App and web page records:
────────────────

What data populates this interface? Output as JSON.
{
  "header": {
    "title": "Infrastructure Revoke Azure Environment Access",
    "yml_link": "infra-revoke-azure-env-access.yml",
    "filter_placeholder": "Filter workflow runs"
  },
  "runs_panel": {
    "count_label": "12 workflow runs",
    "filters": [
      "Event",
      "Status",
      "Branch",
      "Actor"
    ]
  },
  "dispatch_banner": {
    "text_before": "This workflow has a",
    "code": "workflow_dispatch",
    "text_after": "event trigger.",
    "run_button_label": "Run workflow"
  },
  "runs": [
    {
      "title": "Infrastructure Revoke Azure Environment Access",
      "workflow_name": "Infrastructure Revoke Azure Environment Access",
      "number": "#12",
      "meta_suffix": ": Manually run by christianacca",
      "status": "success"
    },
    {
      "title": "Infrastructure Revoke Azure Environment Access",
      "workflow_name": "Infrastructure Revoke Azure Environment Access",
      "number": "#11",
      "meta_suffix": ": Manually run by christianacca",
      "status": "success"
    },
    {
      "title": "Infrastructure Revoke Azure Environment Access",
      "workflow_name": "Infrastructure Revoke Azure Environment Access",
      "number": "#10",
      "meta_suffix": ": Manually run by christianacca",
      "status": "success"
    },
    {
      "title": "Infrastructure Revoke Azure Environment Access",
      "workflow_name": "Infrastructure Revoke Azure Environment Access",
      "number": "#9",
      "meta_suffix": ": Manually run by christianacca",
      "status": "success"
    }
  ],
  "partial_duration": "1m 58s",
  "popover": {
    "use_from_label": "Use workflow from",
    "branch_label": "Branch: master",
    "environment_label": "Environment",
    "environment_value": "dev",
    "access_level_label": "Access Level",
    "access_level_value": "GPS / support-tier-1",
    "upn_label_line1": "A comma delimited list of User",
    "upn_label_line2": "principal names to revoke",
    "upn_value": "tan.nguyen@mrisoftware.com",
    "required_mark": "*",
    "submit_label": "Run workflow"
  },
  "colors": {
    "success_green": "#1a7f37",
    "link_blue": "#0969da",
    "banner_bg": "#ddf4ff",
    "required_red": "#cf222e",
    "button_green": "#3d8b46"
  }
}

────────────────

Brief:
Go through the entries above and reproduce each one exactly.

Written answer:
What data populates this interface? Output as JSON.
{
  "header": {
    "title": "Infrastructure Revoke Azure Environment Access",
    "yml_link": "infra-revoke-azure-env-access.yml",
    "filter_placeholder": "Filter workflow runs"
  },
  "runs_panel": {
    "count_label": "12 workflow runs",
    "filters": [
      "Event",
      "Status",
      "Branch",
      "Actor"
    ]
  },
  "dispatch_banner": {
    "text_before": "This workflow has a",
    "code": "workflow_dispatch",
    "text_after": "event trigger.",
    "run_button_label": "Run workflow"
  },
  "runs": [
    {
      "title": "Infrastructure Revoke Azure Environment Access",
      "workflow_name": "Infrastructure Revoke Azure Environment Access",
      "number": "#12",
      "meta_suffix": ": Manually run by christianacca",
      "status": "success"
    },
    {
      "title": "Infrastructure Revoke Azure Environment Access",
      "workflow_name": "Infrastructure Revoke Azure Environment Access",
      "number": "#11",
      "meta_suffix": ": Manually run by christianacca",
      "status": "success"
    },
    {
      "title": "Infrastructure Revoke Azure Environment Access",
      "workflow_name": "Infrastructure Revoke Azure Environment Access",
      "number": "#10",
      "meta_suffix": ": Manually run by christianacca",
      "status": "success"
    },
    {
      "title": "Infrastructure Revoke Azure Environment Access",
      "workflow_name": "Infrastructure Revoke Azure Environment Access",
      "number": "#9",
      "meta_suffix": ": Manually run by christianacca",
      "status": "success"
    }
  ],
  "partial_duration": "1m 58s",
  "popover": {
    "use_from_label": "Use workflow from",
    "branch_label": "Branch: master",
    "environment_label": "Environment",
    "environment_value": "dev",
    "access_level_label": "Access Level",
    "access_level_value": "GPS / support-tier-1",
    "upn_label_line1": "A comma delimited list of User",
    "upn_label_line2": "principal names to revoke",
    "upn_value": "tan.nguyen@mrisoftware.com",
    "required_mark": "*",
    "submit_label": "Run workflow"
  },
  "colors": {
    "success_green": "#1a7f37",
    "link_blue": "#0969da",
    "banner_bg": "#ddf4ff",
    "required_red": "#cf222e",
    "button_green": "#3d8b46"
  }
}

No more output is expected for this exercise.